[Dataset records]
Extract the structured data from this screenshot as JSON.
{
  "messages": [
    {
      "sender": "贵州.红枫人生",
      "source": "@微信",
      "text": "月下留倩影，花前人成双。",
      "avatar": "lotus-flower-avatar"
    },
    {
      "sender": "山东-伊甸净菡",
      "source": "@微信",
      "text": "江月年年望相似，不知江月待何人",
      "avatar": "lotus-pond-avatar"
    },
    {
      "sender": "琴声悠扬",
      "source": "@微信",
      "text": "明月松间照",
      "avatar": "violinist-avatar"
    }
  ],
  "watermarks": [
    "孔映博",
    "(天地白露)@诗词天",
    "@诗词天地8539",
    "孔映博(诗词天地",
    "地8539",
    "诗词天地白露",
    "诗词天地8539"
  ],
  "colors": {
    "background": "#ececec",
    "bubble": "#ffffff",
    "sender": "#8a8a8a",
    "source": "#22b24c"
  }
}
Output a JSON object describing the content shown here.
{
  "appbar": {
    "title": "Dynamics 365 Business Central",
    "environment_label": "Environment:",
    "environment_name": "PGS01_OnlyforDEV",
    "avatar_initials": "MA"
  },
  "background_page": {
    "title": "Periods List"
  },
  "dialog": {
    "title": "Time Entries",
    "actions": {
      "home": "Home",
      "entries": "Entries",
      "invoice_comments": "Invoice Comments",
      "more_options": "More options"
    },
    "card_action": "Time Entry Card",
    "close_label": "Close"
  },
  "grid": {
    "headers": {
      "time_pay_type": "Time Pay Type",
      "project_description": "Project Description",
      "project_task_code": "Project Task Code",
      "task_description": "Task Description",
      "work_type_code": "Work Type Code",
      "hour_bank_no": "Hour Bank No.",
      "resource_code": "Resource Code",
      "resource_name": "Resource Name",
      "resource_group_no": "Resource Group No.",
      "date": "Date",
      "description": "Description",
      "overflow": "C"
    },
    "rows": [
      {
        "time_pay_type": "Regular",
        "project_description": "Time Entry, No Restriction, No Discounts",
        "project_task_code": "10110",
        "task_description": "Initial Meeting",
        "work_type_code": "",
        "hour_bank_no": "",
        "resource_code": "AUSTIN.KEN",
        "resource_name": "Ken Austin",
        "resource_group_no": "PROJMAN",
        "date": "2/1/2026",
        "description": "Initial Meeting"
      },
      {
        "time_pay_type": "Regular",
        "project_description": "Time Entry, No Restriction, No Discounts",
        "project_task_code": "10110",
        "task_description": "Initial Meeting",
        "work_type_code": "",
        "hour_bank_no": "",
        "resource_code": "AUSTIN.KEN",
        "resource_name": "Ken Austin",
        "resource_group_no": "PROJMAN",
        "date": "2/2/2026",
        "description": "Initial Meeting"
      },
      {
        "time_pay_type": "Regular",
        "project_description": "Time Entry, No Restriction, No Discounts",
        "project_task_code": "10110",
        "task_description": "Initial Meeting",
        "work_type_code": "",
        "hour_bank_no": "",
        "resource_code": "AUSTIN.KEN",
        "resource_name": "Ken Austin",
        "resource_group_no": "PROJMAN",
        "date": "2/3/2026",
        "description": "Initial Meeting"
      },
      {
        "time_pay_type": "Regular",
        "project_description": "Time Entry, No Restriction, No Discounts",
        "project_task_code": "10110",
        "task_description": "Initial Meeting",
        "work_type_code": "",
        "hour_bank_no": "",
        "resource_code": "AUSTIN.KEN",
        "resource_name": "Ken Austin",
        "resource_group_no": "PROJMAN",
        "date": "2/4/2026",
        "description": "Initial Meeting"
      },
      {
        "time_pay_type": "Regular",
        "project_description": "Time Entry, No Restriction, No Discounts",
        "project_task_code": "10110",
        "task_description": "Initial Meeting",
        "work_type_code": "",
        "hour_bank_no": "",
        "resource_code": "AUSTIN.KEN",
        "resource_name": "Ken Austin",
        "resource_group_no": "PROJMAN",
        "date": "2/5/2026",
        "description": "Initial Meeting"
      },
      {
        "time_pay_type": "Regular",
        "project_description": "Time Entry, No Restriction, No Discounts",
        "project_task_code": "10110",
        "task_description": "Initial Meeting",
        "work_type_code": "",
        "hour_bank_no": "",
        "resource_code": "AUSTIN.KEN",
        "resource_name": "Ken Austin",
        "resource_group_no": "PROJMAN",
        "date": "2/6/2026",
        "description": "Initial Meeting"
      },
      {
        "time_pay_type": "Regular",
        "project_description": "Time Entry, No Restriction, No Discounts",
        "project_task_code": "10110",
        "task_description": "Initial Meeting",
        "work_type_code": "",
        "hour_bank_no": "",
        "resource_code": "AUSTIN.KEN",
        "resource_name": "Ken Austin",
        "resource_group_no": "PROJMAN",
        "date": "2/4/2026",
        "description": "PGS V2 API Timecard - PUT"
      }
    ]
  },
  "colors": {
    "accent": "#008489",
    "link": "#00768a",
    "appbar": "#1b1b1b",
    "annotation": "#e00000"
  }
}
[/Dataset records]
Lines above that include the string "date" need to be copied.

• Answer to the problem
      "date": "Date",
        "date": "2/1/2026",
        "date": "2/2/2026",
        "date": "2/3/2026",
        "date": "2/4/2026",
        "date": "2/5/2026",
        "date": "2/6/2026",
        "date": "2/4/2026",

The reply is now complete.